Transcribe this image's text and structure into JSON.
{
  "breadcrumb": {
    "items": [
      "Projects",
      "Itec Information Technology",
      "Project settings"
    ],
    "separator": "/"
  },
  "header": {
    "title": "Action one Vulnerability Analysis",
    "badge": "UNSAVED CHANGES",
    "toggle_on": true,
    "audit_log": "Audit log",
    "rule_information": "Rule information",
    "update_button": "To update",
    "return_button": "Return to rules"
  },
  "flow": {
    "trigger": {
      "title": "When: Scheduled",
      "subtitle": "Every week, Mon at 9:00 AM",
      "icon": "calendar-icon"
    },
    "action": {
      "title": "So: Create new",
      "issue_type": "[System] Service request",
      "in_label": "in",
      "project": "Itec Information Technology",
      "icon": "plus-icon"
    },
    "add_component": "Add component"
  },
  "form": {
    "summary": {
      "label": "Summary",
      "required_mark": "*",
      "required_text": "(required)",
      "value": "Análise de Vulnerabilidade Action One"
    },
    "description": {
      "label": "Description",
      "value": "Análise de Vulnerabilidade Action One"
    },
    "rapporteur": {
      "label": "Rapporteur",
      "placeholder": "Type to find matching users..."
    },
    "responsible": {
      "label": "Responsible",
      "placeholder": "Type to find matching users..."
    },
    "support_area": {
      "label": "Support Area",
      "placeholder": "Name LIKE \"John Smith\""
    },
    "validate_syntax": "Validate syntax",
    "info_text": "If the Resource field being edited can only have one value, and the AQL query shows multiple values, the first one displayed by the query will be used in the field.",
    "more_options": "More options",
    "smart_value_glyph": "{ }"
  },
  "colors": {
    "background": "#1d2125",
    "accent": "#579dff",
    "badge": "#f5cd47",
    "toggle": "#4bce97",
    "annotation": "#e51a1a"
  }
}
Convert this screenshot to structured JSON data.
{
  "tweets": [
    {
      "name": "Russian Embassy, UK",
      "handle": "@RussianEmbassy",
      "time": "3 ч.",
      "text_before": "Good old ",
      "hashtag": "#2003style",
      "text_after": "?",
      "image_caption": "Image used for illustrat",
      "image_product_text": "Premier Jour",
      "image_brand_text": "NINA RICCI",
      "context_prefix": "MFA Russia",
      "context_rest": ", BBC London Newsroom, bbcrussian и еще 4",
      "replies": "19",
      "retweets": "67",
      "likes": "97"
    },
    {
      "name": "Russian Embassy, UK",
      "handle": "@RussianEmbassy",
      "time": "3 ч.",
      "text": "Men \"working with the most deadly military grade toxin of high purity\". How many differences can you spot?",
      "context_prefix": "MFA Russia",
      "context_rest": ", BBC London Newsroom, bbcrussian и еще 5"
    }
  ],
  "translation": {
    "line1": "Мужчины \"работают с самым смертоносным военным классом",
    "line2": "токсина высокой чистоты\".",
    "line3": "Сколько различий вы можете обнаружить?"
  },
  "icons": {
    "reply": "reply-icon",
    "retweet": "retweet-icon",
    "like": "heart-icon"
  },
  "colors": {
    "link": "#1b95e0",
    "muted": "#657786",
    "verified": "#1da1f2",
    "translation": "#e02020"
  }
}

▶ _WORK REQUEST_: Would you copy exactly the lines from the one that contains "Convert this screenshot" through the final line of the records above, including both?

▶ _REPLY TO THE EXERCISE_:
Convert this screenshot to structured JSON data.
{
  "tweets": [
    {
      "name": "Russian Embassy, UK",
      "handle": "@RussianEmbassy",
      "time": "3 ч.",
      "text_before": "Good old ",
      "hashtag": "#2003style",
      "text_after": "?",
      "image_caption": "Image used for illustrat",
      "image_product_text": "Premier Jour",
      "image_brand_text": "NINA RICCI",
      "context_prefix": "MFA Russia",
      "context_rest": ", BBC London Newsroom, bbcrussian и еще 4",
      "replies": "19",
      "retweets": "67",
      "likes": "97"
    },
    {
      "name": "Russian Embassy, UK",
      "handle": "@RussianEmbassy",
      "time": "3 ч.",
      "text": "Men \"working with the most deadly military grade toxin of high purity\". How many differences can you spot?",
      "context_prefix": "MFA Russia",
      "context_rest": ", BBC London Newsroom, bbcrussian и еще 5"
    }
  ],
  "translation": {
    "line1": "Мужчины \"работают с самым смертоносным военным классом",
    "line2": "токсина высокой чистоты\".",
    "line3": "Сколько различий вы можете обнаружить?"
  },
  "icons": {
    "reply": "reply-icon",
    "retweet": "retweet-icon",
    "like": "heart-icon"
  },
  "colors": {
    "link": "#1b95e0",
    "muted": "#657786",
    "verified": "#1da1f2",
    "translation": "#e02020"
  }
}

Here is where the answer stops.